TO PARE: The theme for May 2018 for the Fairweather Gallery
“When I first reviewed the Fairweather Gallery’s list of themes for 2018, I was intrigued. So many interesting choices. As a lover of words and all that they imply, I was attracted to the theme “pare”, “pear” or “pair. How unusual! What to choose? I selected “pare.”
“Pare” usually means “to cut back”, to “slice away”, to “remove”, and even “to simplify.” When I thought of the “to simplify”, I was hooked. Little did I know that I nearly shot myself in the foot!
As an artist, “to simplify” means to remove all that is not absolutely necessary to say what I want to say. The challenge is how few lines, how few colors, how few marks on my paper convey my meaning. I thought of the cave paintings from 30,000- 40,000 years ago in France and Spain. How simple and how elegant.
Later, Picasso who was also intrigued by simplifying, drew a series of bulls. The merest line conveyed the strength, the majesty of this noble animal.
So, “to pare” is good for one’s art. No more worrying about what is pretty, what will sell, just get to the point! If one line can convey your message, use it. Do not be too wordy or explain too much!
Too much thinking about “to pare”; going back to the homonyms? Pear, pair, pare, or au pair? That opens up a world.

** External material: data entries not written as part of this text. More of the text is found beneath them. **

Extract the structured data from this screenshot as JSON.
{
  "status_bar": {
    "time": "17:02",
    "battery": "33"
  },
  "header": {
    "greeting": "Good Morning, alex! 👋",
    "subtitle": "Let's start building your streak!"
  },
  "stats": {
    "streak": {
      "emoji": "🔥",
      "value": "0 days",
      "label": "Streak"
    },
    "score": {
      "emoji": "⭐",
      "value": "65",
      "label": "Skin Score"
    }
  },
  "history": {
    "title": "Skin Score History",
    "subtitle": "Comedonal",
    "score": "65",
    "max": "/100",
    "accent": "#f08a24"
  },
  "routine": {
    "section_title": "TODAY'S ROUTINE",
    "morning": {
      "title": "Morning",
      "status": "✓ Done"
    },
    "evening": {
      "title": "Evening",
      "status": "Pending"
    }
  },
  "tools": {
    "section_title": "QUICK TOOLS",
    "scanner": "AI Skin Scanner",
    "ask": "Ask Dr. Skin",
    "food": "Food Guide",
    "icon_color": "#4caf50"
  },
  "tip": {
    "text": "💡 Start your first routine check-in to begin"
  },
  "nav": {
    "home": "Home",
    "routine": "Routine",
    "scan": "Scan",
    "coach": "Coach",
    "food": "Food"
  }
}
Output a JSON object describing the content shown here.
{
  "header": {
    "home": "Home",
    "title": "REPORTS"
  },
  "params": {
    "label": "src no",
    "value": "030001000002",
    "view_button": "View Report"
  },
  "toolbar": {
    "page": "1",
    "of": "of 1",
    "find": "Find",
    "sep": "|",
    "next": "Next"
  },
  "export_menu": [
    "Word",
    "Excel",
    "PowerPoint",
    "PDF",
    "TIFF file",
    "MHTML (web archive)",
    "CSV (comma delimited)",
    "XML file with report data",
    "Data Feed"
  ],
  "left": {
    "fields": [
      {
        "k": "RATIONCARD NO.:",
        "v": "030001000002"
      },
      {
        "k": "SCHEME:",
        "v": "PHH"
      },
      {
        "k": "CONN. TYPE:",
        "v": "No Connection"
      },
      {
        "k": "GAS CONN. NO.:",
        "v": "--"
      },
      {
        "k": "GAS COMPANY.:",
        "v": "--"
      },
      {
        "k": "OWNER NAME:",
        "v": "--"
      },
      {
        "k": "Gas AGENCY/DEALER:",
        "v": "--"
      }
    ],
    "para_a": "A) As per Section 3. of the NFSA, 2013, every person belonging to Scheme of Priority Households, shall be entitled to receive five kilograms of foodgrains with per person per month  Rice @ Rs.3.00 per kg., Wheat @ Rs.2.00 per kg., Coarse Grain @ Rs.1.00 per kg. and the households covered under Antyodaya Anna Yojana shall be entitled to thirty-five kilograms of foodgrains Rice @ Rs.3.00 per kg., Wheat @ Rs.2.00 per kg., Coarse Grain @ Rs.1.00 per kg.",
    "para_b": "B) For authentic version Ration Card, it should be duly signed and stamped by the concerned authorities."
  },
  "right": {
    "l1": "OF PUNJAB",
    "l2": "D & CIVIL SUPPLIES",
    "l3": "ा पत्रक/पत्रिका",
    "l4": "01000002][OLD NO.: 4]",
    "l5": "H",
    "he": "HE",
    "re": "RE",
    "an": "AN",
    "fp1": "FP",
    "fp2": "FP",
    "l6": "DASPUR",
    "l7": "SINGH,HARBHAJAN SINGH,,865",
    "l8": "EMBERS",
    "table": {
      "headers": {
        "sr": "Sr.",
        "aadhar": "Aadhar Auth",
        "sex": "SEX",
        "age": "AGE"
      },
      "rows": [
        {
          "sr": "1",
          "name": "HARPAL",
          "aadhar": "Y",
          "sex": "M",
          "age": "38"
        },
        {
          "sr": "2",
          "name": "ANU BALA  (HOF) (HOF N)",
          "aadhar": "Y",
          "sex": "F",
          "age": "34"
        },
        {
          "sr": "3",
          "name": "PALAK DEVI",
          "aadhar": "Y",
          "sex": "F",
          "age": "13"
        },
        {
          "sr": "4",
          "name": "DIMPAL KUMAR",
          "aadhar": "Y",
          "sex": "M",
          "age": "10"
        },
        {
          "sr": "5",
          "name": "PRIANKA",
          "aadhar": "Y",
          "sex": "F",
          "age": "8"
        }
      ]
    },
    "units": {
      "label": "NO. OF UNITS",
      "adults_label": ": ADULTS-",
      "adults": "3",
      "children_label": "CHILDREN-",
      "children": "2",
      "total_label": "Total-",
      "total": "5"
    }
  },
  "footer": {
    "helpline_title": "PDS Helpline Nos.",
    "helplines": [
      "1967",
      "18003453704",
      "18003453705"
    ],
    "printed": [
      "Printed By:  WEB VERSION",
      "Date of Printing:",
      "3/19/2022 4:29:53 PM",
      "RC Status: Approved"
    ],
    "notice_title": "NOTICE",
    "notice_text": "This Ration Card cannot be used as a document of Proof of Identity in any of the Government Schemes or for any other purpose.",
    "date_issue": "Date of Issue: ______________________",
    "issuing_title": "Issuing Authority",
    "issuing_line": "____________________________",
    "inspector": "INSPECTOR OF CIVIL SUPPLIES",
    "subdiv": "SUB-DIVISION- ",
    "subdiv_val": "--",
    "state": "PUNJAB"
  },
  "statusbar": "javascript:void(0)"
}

There is a painting here by Marga that is an eye-stopper and it is about “pears”. What a hoot!
And the many others which the artists translated “to pare”, “to pair”, or quite simply “pears”.
I must admit that I gave into to all in my artwork. This was a challenging theme that made me think. I will move toward more line work in my efforts to come to the point, and I shall work “to pare”.
Jo Pomeroy-Crockett and her art.
And, as I always discover when stretching, thinking is hard work.” —Jo Pomeroy-Crockett, PhD., writer, educator and artist.
For more info about the artist, please visit http://www.fairweatherhouseandgallery.com/ …artists/ …Jo Pomeroy-Crockett.
Fairweather House and Gallery
Through May 31
Perfect Pear, Pair, Pare Exhibition
Regional artists were selected due to their art related to scale and perspective, and the way things correlate and interact.
Featuring artists Lisa Wiser, Jo Pomeroy-Crockett, Blue Bond, Marga Stanley, Bill Baily, and Lynda Campbell.
Q: Why do artists often study painting pears, you ask?
A: Indeed, every artist has spent hours staring at pears, later to paint pears to learn the study of light, shading and perspective.
Cézanne once proclaimed, “With a pear I want to astonish Paris,” and he succeeded, even in his most deceptively simple still life paintings, to dazzle and delight.
Turning to the pears grown in the vicinity of the family’s estate, Cézanne dispensed with traditional one-point perspective and examined the fruit, plates, and table from various viewpoints—straight on, above, and sideways.
Display featuring pear art by Bill Baily, abstract paintings by Kimberly Reed and abstract art by Diane Copenhaver.
The exhibitions(s) “To Pare Perfect”, aka “Perfect Pear”, and, too, aka “Perfect Pair” through May 31 at Fairweather House and Gallery.